Content starts
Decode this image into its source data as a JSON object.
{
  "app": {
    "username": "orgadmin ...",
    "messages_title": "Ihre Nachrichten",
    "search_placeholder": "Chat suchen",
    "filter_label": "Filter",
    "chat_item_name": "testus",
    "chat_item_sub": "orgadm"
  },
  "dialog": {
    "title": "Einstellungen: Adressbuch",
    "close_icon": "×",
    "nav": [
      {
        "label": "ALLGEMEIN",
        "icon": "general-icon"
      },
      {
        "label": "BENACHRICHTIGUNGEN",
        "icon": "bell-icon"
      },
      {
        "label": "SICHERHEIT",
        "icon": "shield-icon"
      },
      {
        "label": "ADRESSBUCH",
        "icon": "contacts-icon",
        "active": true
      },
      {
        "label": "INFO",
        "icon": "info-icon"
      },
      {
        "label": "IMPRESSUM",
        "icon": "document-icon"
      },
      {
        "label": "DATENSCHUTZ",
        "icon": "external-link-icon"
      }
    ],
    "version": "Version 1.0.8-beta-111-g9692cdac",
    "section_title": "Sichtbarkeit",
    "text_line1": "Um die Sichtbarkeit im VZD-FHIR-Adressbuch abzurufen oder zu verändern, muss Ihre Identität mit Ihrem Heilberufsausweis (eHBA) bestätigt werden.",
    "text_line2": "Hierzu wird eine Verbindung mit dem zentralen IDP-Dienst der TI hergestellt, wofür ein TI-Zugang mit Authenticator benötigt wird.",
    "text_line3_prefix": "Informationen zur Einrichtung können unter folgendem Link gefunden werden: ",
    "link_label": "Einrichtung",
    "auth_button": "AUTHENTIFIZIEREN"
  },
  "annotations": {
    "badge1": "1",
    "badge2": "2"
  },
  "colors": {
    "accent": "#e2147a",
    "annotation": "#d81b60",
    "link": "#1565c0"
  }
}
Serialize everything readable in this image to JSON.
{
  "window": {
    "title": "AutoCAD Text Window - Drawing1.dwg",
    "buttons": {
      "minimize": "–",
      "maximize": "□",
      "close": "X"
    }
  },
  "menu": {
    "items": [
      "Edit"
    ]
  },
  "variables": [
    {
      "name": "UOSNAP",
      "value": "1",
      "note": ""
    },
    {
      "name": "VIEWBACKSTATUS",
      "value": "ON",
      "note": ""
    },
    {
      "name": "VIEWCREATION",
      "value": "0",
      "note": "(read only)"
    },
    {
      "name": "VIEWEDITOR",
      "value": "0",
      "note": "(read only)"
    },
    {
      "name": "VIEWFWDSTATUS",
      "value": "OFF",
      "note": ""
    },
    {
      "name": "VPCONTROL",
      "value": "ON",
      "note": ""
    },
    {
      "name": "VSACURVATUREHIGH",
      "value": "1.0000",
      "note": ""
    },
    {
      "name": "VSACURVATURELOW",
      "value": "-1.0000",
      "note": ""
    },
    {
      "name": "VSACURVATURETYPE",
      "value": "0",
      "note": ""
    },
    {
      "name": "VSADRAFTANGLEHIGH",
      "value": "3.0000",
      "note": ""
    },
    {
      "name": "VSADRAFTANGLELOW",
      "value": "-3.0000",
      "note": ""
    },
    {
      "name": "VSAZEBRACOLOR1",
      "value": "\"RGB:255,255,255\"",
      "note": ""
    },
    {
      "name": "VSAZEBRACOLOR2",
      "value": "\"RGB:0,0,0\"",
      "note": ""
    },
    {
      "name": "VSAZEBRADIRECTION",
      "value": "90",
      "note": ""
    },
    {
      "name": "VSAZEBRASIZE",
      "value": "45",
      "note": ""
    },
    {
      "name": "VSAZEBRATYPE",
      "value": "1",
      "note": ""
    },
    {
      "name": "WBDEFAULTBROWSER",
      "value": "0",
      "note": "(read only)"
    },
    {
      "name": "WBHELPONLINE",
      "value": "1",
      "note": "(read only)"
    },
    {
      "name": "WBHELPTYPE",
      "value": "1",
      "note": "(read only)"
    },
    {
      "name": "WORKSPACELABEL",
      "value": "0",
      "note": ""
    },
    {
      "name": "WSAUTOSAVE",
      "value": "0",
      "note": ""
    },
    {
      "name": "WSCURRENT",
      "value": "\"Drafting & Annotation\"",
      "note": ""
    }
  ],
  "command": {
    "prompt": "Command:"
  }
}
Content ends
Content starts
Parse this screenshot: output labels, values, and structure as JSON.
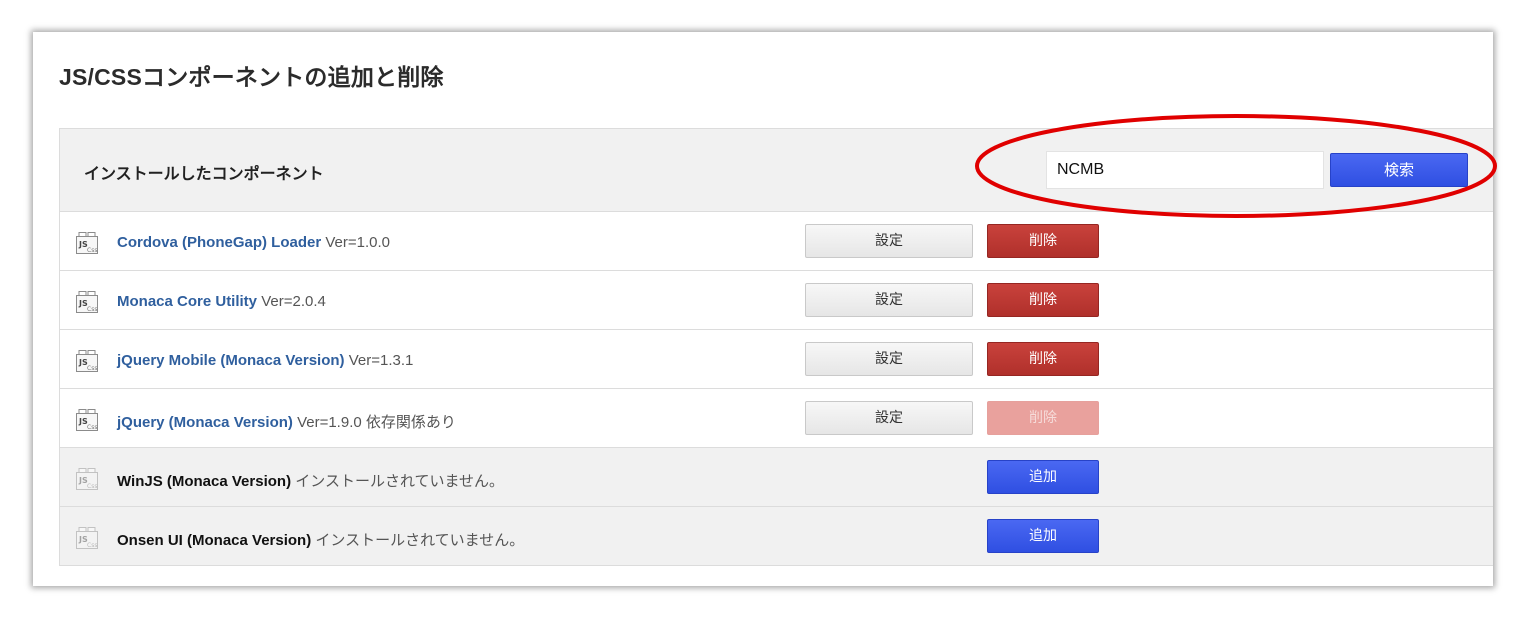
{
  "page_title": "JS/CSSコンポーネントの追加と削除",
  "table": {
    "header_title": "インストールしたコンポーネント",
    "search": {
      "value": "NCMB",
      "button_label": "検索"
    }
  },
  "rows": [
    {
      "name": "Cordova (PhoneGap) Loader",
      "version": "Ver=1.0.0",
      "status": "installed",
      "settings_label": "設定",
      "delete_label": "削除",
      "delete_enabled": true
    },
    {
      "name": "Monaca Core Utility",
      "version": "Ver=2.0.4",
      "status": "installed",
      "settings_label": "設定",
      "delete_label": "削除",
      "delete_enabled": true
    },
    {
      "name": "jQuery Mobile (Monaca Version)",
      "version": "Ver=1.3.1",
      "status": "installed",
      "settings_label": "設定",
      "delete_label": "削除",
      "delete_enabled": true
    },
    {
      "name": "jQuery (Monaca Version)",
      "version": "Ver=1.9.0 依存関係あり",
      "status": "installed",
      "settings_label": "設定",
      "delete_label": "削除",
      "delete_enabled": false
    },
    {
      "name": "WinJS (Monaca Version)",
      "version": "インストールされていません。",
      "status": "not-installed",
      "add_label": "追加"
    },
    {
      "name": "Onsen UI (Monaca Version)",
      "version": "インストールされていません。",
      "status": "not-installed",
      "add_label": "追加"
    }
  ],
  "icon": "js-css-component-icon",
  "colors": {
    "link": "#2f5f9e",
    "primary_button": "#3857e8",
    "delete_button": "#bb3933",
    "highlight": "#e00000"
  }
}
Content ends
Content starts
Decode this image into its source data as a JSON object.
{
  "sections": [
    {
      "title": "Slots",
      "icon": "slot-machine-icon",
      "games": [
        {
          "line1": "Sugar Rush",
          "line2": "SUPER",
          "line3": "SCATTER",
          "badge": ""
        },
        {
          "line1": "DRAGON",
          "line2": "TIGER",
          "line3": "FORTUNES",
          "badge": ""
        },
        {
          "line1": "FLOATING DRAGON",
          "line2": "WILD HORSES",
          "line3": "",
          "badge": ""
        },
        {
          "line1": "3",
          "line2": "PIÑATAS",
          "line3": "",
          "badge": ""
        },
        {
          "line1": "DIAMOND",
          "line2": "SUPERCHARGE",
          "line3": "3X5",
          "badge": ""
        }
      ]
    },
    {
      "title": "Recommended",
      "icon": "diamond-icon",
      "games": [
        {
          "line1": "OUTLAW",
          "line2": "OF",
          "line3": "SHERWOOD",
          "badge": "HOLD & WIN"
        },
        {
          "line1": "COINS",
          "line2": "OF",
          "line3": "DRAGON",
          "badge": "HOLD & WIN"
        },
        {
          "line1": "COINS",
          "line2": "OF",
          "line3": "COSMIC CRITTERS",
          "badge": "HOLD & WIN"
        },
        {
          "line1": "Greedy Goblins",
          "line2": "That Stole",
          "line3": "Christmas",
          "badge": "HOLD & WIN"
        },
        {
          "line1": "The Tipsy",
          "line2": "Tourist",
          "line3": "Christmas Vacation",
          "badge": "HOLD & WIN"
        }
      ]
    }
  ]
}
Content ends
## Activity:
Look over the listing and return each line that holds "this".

## Problem solution:
Decode this image into its source data as a JSON object.
Serialize everything readable in this image to JSON.
Parse this screenshot: output labels, values, and structure as JSON.
Decode this image into its source data as a JSON object.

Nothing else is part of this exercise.